Dataset excerpts:
━━━━━━━━━━

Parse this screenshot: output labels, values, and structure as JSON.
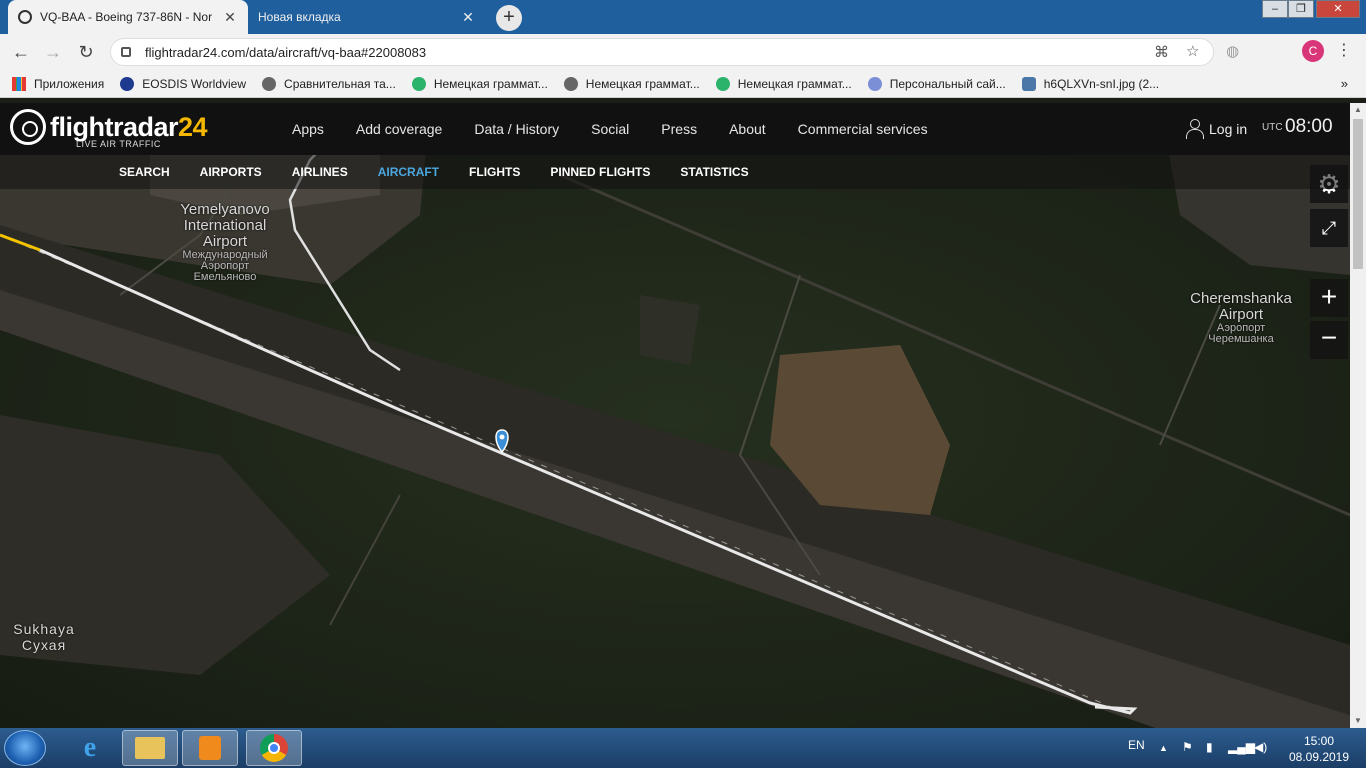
{
  "browser": {
    "tabs": [
      {
        "title": "VQ-BAA - Boeing 737-86N - Nor",
        "active": true
      },
      {
        "title": "Новая вкладка",
        "active": false
      }
    ],
    "url": "flightradar24.com/data/aircraft/vq-baa#22008083",
    "avatar_letter": "C",
    "bookmarks": [
      {
        "label": "Приложения",
        "icon": "apps-grid-icon"
      },
      {
        "label": "EOSDIS Worldview",
        "icon": "nasa-icon"
      },
      {
        "label": "Сравнительная та...",
        "icon": "globe-icon"
      },
      {
        "label": "Немецкая граммат...",
        "icon": "green-logo-icon"
      },
      {
        "label": "Немецкая граммат...",
        "icon": "globe-icon"
      },
      {
        "label": "Немецкая граммат...",
        "icon": "green-logo-icon"
      },
      {
        "label": "Персональный сай...",
        "icon": "shield-icon"
      },
      {
        "label": "h6QLXVn-snI.jpg (2...",
        "icon": "vk-icon"
      }
    ],
    "bookmarks_more": "»"
  },
  "fr": {
    "logo_name": "flightradar",
    "logo_num": "24",
    "logo_sub": "LIVE AIR TRAFFIC",
    "nav": [
      "Apps",
      "Add coverage",
      "Data / History",
      "Social",
      "Press",
      "About",
      "Commercial services"
    ],
    "login": "Log in",
    "utc_label": "UTC",
    "time": "08:00",
    "subnav": [
      "SEARCH",
      "AIRPORTS",
      "AIRLINES",
      "AIRCRAFT",
      "FLIGHTS",
      "PINNED FLIGHTS",
      "STATISTICS"
    ],
    "subnav_current": "AIRCRAFT"
  },
  "map": {
    "labels": {
      "yemelyanovo": [
        "Yemelyanovo",
        "International",
        "Airport"
      ],
      "yemelyanovo_ru": [
        "Международный",
        "Аэропорт",
        "Емельяново"
      ],
      "cheremshanka": [
        "Cheremshanka",
        "Airport"
      ],
      "cheremshanka_ru": [
        "Аэропорт",
        "Черемшанка"
      ],
      "sukhaya": "Sukhaya",
      "sukhaya_ru": "Сухая"
    },
    "controls": {
      "zoom_in": "+",
      "zoom_out": "−"
    },
    "colors": {
      "track": "#e8e8e8",
      "aircraft": "#f5c400",
      "pin": "#3a8fd6"
    }
  },
  "taskbar": {
    "lang": "EN",
    "time": "15:00",
    "date": "08.09.2019"
  }
}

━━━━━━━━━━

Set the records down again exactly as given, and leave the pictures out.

Parse this screenshot: output labels, values, and structure as JSON.
{
  "browser": {
    "tabs": [
      {
        "title": "VQ-BAA - Boeing 737-86N - Nor",
        "active": true
      },
      {
        "title": "Новая вкладка",
        "active": false
      }
    ],
    "url": "flightradar24.com/data/aircraft/vq-baa#22008083",
    "avatar_letter": "C",
    "bookmarks": [
      {
        "label": "Приложения",
        "icon": "apps-grid-icon"
      },
      {
        "label": "EOSDIS Worldview",
        "icon": "nasa-icon"
      },
      {
        "label": "Сравнительная та...",
        "icon": "globe-icon"
      },
      {
        "label": "Немецкая граммат...",
        "icon": "green-logo-icon"
      },
      {
        "label": "Немецкая граммат...",
        "icon": "globe-icon"
      },
      {
        "label": "Немецкая граммат...",
        "icon": "green-logo-icon"
      },
      {
        "label": "Персональный сай...",
        "icon": "shield-icon"
      },
      {
        "label": "h6QLXVn-snI.jpg (2...",
        "icon": "vk-icon"
      }
    ],
    "bookmarks_more": "»"
  },
  "fr": {
    "logo_name": "flightradar",
    "logo_num": "24",
    "logo_sub": "LIVE AIR TRAFFIC",
    "nav": [
      "Apps",
      "Add coverage",
      "Data / History",
      "Social",
      "Press",
      "About",
      "Commercial services"
    ],
    "login": "Log in",
    "utc_label": "UTC",
    "time": "08:00",
    "subnav": [
      "SEARCH",
      "AIRPORTS",
      "AIRLINES",
      "AIRCRAFT",
      "FLIGHTS",
      "PINNED FLIGHTS",
      "STATISTICS"
    ],
    "subnav_current": "AIRCRAFT"
  },
  "map": {
    "labels": {
      "yemelyanovo": [
        "Yemelyanovo",
        "International",
        "Airport"
      ],
      "yemelyanovo_ru": [
        "Международный",
        "Аэропорт",
        "Емельяново"
      ],
      "cheremshanka": [
        "Cheremshanka",
        "Airport"
      ],
      "cheremshanka_ru": [
        "Аэропорт",
        "Черемшанка"
      ],
      "sukhaya": "Sukhaya",
      "sukhaya_ru": "Сухая"
    },
    "controls": {
      "zoom_in": "+",
      "zoom_out": "−"
    },
    "colors": {
      "track": "#e8e8e8",
      "aircraft": "#f5c400",
      "pin": "#3a8fd6"
    }
  },
  "taskbar": {
    "lang": "EN",
    "time": "15:00",
    "date": "08.09.2019"
  }
}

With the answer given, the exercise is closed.